Although solid-state lighting has made significant headway in the lighting industry and fixture marketplace, there is still a sufficient amount of technical performance data that is unknown and untested when it comes to this new technology. An article in the August 2009 issue of IEEE Spectrum, a publication from the Institute of Electrical and Electronics Engineers, calls attention to a problem specific to LEDs known as “droop.”
Droop is a phenomenon experienced by blue (nitrate) LEDs—the LEDs that are used to produce white light. As the diode's power level reaches an output sufficient for general lighting applications, the efficiency of the LED declines significantly. To maintain this amount of light output, you have to continue to feed the LED more and more power. In effect, this cancels out any potential energy savings this much-touted nonfilament light source might provide, and highlights the fact that LEDs perform best at low power. This puts a very different spin on the information that lighting manufacturers have been promoting as they race to announce and outdo one another with higher lumen-per-watt totals.

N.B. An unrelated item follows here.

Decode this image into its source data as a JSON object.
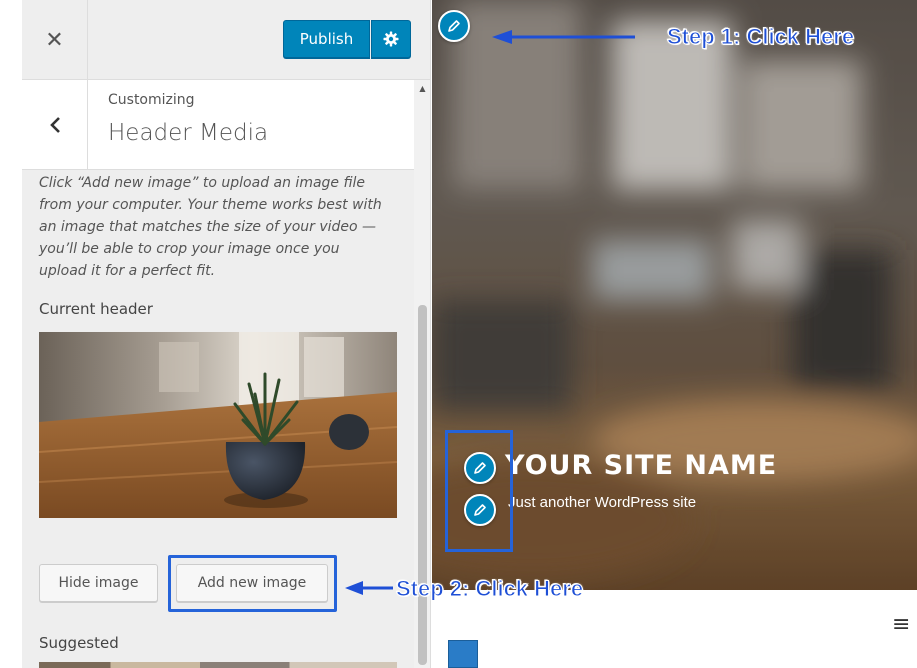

No one knows for sure why LEDs experience this technical anomaly, and scientists and engineers are hard at work to solve the puzzle. Some researchers attribute it to the electron structure of the diode, but there is no general consensus. One thing is for sure: now that this technical truth has been revealed it adds yet another hurdle for solid-state lighting to overcome as it tries to prove itself as a lighting technology with long-term potential.